> _What you are asked to do_:
If a line in the entries below holds the string "name", copy it.

> _Records shown_:

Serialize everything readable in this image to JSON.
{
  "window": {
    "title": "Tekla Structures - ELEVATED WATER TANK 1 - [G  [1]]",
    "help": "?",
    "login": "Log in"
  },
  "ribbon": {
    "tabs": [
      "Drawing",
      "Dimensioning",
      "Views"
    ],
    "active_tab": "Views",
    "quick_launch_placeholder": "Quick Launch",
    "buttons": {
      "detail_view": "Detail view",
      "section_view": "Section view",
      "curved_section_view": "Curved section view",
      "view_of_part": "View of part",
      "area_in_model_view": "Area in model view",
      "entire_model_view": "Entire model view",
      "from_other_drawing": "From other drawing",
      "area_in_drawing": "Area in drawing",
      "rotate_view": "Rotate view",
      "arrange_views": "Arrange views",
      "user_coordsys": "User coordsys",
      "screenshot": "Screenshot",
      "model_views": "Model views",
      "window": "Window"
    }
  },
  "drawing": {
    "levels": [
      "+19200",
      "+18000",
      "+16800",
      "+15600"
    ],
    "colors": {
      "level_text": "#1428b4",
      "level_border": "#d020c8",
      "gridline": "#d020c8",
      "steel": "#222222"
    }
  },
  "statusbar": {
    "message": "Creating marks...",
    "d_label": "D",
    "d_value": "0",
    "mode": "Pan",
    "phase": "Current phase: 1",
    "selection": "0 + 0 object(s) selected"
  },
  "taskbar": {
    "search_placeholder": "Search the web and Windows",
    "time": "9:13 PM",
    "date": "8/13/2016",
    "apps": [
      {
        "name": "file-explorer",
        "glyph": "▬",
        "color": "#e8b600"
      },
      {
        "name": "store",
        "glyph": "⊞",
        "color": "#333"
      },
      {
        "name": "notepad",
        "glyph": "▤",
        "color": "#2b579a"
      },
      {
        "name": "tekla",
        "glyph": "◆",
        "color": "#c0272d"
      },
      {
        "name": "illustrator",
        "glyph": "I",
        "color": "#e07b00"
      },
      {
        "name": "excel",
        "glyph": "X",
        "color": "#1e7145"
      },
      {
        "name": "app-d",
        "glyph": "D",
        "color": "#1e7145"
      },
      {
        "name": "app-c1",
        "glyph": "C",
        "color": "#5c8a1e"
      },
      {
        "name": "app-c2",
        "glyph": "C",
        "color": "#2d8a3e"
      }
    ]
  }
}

> _Solution for this problem_:
        "name": "file-explorer",
        "name": "store",
        "name": "notepad",
        "name": "tekla",
        "name": "illustrator",
        "name": "excel",
        "name": "app-d",
        "name": "app-c1",
        "name": "app-c2",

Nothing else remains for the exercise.